BEGIN
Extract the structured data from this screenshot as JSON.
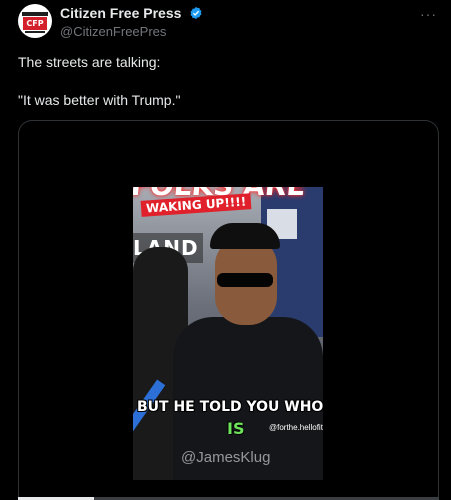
{
  "author": {
    "display_name": "Citizen Free Press",
    "handle": "@CitizenFreePres",
    "avatar_text": "CFP",
    "verified_color": "#1d9bf0"
  },
  "menu": {
    "more_label": "···"
  },
  "tweet": {
    "line1": "The streets are talking:",
    "line2": "\"It was better with Trump.\""
  },
  "video": {
    "caption_top": "FOLKS ARE",
    "caption_banner": "WAKING UP!!!!",
    "sign_text": "LAND",
    "subtitle_1": "BUT HE TOLD YOU WHO HE",
    "subtitle_2": "IS",
    "tiktok_tag": "@forthe.hellofit",
    "watermark": "@JamesKlug",
    "progress_fraction": 0.18
  },
  "colors": {
    "background": "#000000",
    "text_primary": "#e7e9ea",
    "text_secondary": "#71767b",
    "border": "#2f3336",
    "caption_glow": "#ff2a2a",
    "subtitle_green": "#6de35a"
  }
}
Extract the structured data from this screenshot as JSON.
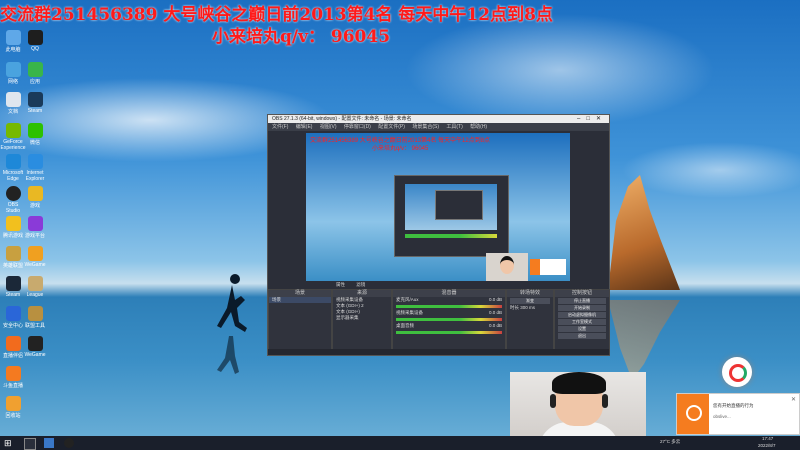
{
  "banner": {
    "line1": "交流群251456389 大号峡谷之巅日前2013第4名 每天中午12点到8点",
    "line2": "小来培丸q/v： 96045"
  },
  "desktop_icons": [
    {
      "label": "此电脑",
      "color": "#5fa8e8"
    },
    {
      "label": "QQ",
      "color": "#1e1e1e"
    },
    {
      "label": "网络",
      "color": "#4aa3df"
    },
    {
      "label": "应用",
      "color": "#39b54a"
    },
    {
      "label": "文档",
      "color": "#dfe6ee"
    },
    {
      "label": "Steam",
      "color": "#1a3a5a"
    },
    {
      "label": "GeForce Experience",
      "color": "#76b900"
    },
    {
      "label": "微信",
      "color": "#2dc100"
    },
    {
      "label": "Microsoft Edge",
      "color": "#1e88d8"
    },
    {
      "label": "Internet Explorer",
      "color": "#2a8de0"
    },
    {
      "label": "OBS Studio",
      "color": "#222222"
    },
    {
      "label": "游戏",
      "color": "#e9b823"
    },
    {
      "label": "腾讯游戏",
      "color": "#f2c01e"
    },
    {
      "label": "游戏平台",
      "color": "#8a3ad8"
    },
    {
      "label": "英雄联盟",
      "color": "#c8a040"
    },
    {
      "label": "WeGame",
      "color": "#f0a020"
    },
    {
      "label": "Steam",
      "color": "#1b2838"
    },
    {
      "label": "League",
      "color": "#c8aa6e"
    },
    {
      "label": "安全中心",
      "color": "#2a66d8"
    },
    {
      "label": "联盟工具",
      "color": "#b89040"
    },
    {
      "label": "直播伴侣",
      "color": "#f26b1d"
    },
    {
      "label": "WeGame",
      "color": "#222222"
    },
    {
      "label": "斗鱼直播",
      "color": "#f47a20"
    },
    {
      "label": "回收站",
      "color": "#f0a030"
    }
  ],
  "obs": {
    "title": "OBS 27.1.3 (64-bit, windows) - 配置文件: 未命名 - 场景: 未命名",
    "menu": [
      "文件(F)",
      "编辑(E)",
      "视图(V)",
      "停靠窗口(D)",
      "配置文件(P)",
      "场景集合(S)",
      "工具(T)",
      "帮助(H)"
    ],
    "preview_text1": "交流群251456389 大号峡谷之巅日前2013第4名 每天中午12点到8点",
    "preview_text2": "小来培丸q/v： 96045",
    "toolbar": {
      "properties": "属性",
      "filters": "滤镜"
    },
    "scenes_header": "场景",
    "scenes": [
      "场景"
    ],
    "sources_header": "来源",
    "sources": [
      "视频采集设备",
      "文本 (GDI+) 2",
      "文本 (GDI+)",
      "显示器采集"
    ],
    "mixer_header": "混音器",
    "mixer": [
      {
        "name": "麦克风/Aux",
        "level": "0.0 dB"
      },
      {
        "name": "视频采集设备",
        "level": "0.0 dB"
      },
      {
        "name": "桌面音频",
        "level": "0.0 dB"
      }
    ],
    "transitions_header": "转场特效",
    "transition_name": "渐变",
    "duration_label": "时长",
    "duration_value": "300 ms",
    "controls_header": "控制按钮",
    "controls": [
      "停止直播",
      "开始录制",
      "启动虚拟摄像机",
      "工作室模式",
      "设置",
      "退出"
    ]
  },
  "notification": {
    "title": "您有开始直播的行为",
    "subtitle": "obslive..."
  },
  "taskbar": {
    "weather": "27°C 多云",
    "time": "17:47",
    "date": "2022/8/7"
  }
}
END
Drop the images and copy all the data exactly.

▶ **OUTPUT OF THE TASK**:
Extract the structured data from this screenshot as JSON.
{
  "author": {
    "display_name": "Citizen Free Press",
    "handle": "@CitizenFreePres",
    "avatar_text": "CFP",
    "verified_color": "#1d9bf0"
  },
  "menu": {
    "more_label": "···"
  },
  "tweet": {
    "line1": "The streets are talking:",
    "line2": "\"It was better with Trump.\""
  },
  "video": {
    "caption_top": "FOLKS ARE",
    "caption_banner": "WAKING UP!!!!",
    "sign_text": "LAND",
    "subtitle_1": "BUT HE TOLD YOU WHO HE",
    "subtitle_2": "IS",
    "tiktok_tag": "@forthe.hellofit",
    "watermark": "@JamesKlug",
    "progress_fraction": 0.18
  },
  "colors": {
    "background": "#000000",
    "text_primary": "#e7e9ea",
    "text_secondary": "#71767b",
    "border": "#2f3336",
    "caption_glow": "#ff2a2a",
    "subtitle_green": "#6de35a"
  }
}
Extract the structured data from this screenshot as JSON.
{
  "banner": {
    "line1": "交流群251456389 大号峡谷之巅日前2013第4名 每天中午12点到8点",
    "line2": "小来培丸q/v： 96045"
  },
  "desktop_icons": [
    {
      "label": "此电脑",
      "color": "#5fa8e8"
    },
    {
      "label": "QQ",
      "color": "#1e1e1e"
    },
    {
      "label": "网络",
      "color": "#4aa3df"
    },
    {
      "label": "应用",
      "color": "#39b54a"
    },
    {
      "label": "文档",
      "color": "#dfe6ee"
    },
    {
      "label": "Steam",
      "color": "#1a3a5a"
    },
    {
      "label": "GeForce Experience",
      "color": "#76b900"
    },
    {
      "label": "微信",
      "color": "#2dc100"
    },
    {
      "label": "Microsoft Edge",
      "color": "#1e88d8"
    },
    {
      "label": "Internet Explorer",
      "color": "#2a8de0"
    },
    {
      "label": "OBS Studio",
      "color": "#222222"
    },
    {
      "label": "游戏",
      "color": "#e9b823"
    },
    {
      "label": "腾讯游戏",
      "color": "#f2c01e"
    },
    {
      "label": "游戏平台",
      "color": "#8a3ad8"
    },
    {
      "label": "英雄联盟",
      "color": "#c8a040"
    },
    {
      "label": "WeGame",
      "color": "#f0a020"
    },
    {
      "label": "Steam",
      "color": "#1b2838"
    },
    {
      "label": "League",
      "color": "#c8aa6e"
    },
    {
      "label": "安全中心",
      "color": "#2a66d8"
    },
    {
      "label": "联盟工具",
      "color": "#b89040"
    },
    {
      "label": "直播伴侣",
      "color": "#f26b1d"
    },
    {
      "label": "WeGame",
      "color": "#222222"
    },
    {
      "label": "斗鱼直播",
      "color": "#f47a20"
    },
    {
      "label": "回收站",
      "color": "#f0a030"
    }
  ],
  "obs": {
    "title": "OBS 27.1.3 (64-bit, windows) - 配置文件: 未命名 - 场景: 未命名",
    "menu": [
      "文件(F)",
      "编辑(E)",
      "视图(V)",
      "停靠窗口(D)",
      "配置文件(P)",
      "场景集合(S)",
      "工具(T)",
      "帮助(H)"
    ],
    "preview_text1": "交流群251456389 大号峡谷之巅日前2013第4名 每天中午12点到8点",
    "preview_text2": "小来培丸q/v： 96045",
    "toolbar": {
      "properties": "属性",
      "filters": "滤镜"
    },
    "scenes_header": "场景",
    "scenes": [
      "场景"
    ],
    "sources_header": "来源",
    "sources": [
      "视频采集设备",
      "文本 (GDI+) 2",
      "文本 (GDI+)",
      "显示器采集"
    ],
    "mixer_header": "混音器",
    "mixer": [
      {
        "name": "麦克风/Aux",
        "level": "0.0 dB"
      },
      {
        "name": "视频采集设备",
        "level": "0.0 dB"
      },
      {
        "name": "桌面音频",
        "level": "0.0 dB"
      }
    ],
    "transitions_header": "转场特效",
    "transition_name": "渐变",
    "duration_label": "时长",
    "duration_value": "300 ms",
    "controls_header": "控制按钮",
    "controls": [
      "停止直播",
      "开始录制",
      "启动虚拟摄像机",
      "工作室模式",
      "设置",
      "退出"
    ]
  },
  "notification": {
    "title": "您有开始直播的行为",
    "subtitle": "obslive..."
  },
  "taskbar": {
    "weather": "27°C 多云",
    "time": "17:47",
    "date": "2022/8/7"
  }
}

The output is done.